The village of Lauweck in Cambodia was situated along the Mekong River near Phnom Penh and Oudong or Udong, the old capital. As early as 1609 the VOC was already undertaking occasional expeditions from Pattani to Cambodia to buy goods such as deer hides and ray skins, which were in great demand in Japan. The company set up a trading post at Lauweck in 1620, but the trade there proved disappointing, and just two years later the company shut the post down. The Lauweck trading post was reopened on three further occasions, but in 1667 the VOC left Cambodia for good.Besides deer hides and ray skins, Cambodia functioned mainly as a source of provisions for Batavia such as rice, butter, salted pork, and lard. The Company also bought benzoic resin, gum lacquer, ivory and gold, in exchange for which it mostly supplied cotton fabrics.Lauweck was not a busy trading port; the majority of the population made their living from agriculture. Because there was little money in circulation, trading usually took the form of barter.The Company's officials in Cambodia frequently fell victim to attacks, raids and epidemics. As such the VOC was in almost constant negotiation with the king of Cambodia about reparations. In 1644 a VOC delegation sailed up the river to Phnom Penh. Meanwhile a fortified dam with 50 guns was built behind them.
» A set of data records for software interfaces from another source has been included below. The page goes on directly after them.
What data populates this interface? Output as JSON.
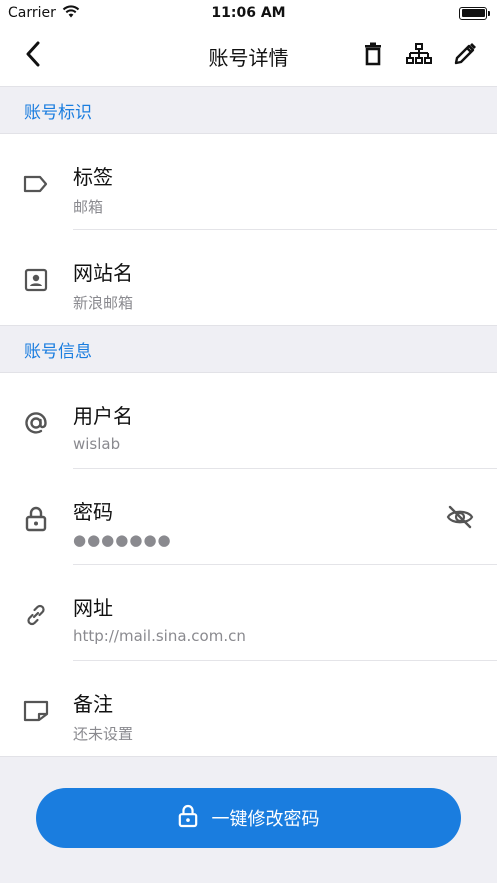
{
  "status_bar": {
    "carrier": "Carrier",
    "time": "11:06 AM"
  },
  "nav": {
    "title": "账号详情",
    "icons": [
      "back-icon",
      "trash-icon",
      "hierarchy-icon",
      "edit-icon"
    ]
  },
  "sections": {
    "identity": "账号标识",
    "info": "账号信息"
  },
  "rows": {
    "tag": {
      "title": "标签",
      "value": "邮箱",
      "icon": "tag-icon"
    },
    "site": {
      "title": "网站名",
      "value": "新浪邮箱",
      "icon": "contact-card-icon"
    },
    "username": {
      "title": "用户名",
      "value": "wislab",
      "icon": "at-icon"
    },
    "password": {
      "title": "密码",
      "value": "●●●●●●●",
      "icon": "lock-icon",
      "toggle_icon": "eye-off-icon"
    },
    "url": {
      "title": "网址",
      "value": "http://mail.sina.com.cn",
      "icon": "link-icon"
    },
    "note": {
      "title": "备注",
      "value": "还未设置",
      "icon": "note-icon"
    }
  },
  "action": {
    "label": "一键修改密码",
    "icon": "lock-icon"
  },
  "colors": {
    "accent": "#1a7ddf",
    "section_bg": "#efeff4",
    "secondary_text": "#8a8a8f"
  }
}
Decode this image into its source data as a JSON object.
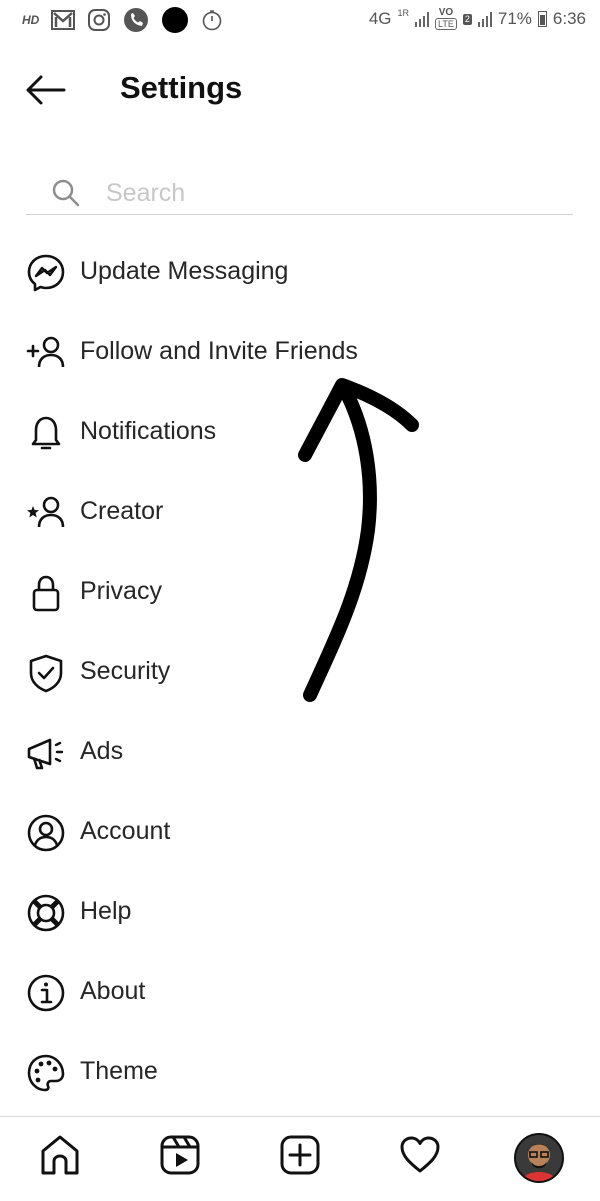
{
  "status_bar": {
    "hd": "HD",
    "network": "4G",
    "sim1": "1R",
    "volte": "VO",
    "lte": "LTE",
    "sim2": "2",
    "battery": "71%",
    "time": "6:36"
  },
  "header": {
    "title": "Settings",
    "back_icon": "arrow-left-icon"
  },
  "search": {
    "placeholder": "Search",
    "value": ""
  },
  "menu": [
    {
      "label": "Update Messaging",
      "icon": "messenger-icon"
    },
    {
      "label": "Follow and Invite Friends",
      "icon": "add-person-icon"
    },
    {
      "label": "Notifications",
      "icon": "bell-icon"
    },
    {
      "label": "Creator",
      "icon": "star-person-icon"
    },
    {
      "label": "Privacy",
      "icon": "lock-icon"
    },
    {
      "label": "Security",
      "icon": "shield-check-icon"
    },
    {
      "label": "Ads",
      "icon": "megaphone-icon"
    },
    {
      "label": "Account",
      "icon": "account-circle-icon"
    },
    {
      "label": "Help",
      "icon": "lifebuoy-icon"
    },
    {
      "label": "About",
      "icon": "info-icon"
    },
    {
      "label": "Theme",
      "icon": "palette-icon"
    }
  ],
  "bottom_nav": [
    {
      "icon": "home-icon"
    },
    {
      "icon": "reels-icon"
    },
    {
      "icon": "create-post-icon"
    },
    {
      "icon": "heart-icon"
    },
    {
      "icon": "profile-avatar"
    }
  ]
}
The Company suffered heavy losses in the ensuing battle but nevertheless resumed relations with Cambodia some ten years later.

historical name

Khum Peam Lvek

Lawec

Laauweck

Eauweck

Lvek

Lauweck

country Cambodia
function 'comptoir'

Literature

  • Dam, Pieter van, Beschryvinge van de Oostindische Compagnie (uitgegeven door Dr. F.W. Stapel) ((Den Haag), 1701 (1927))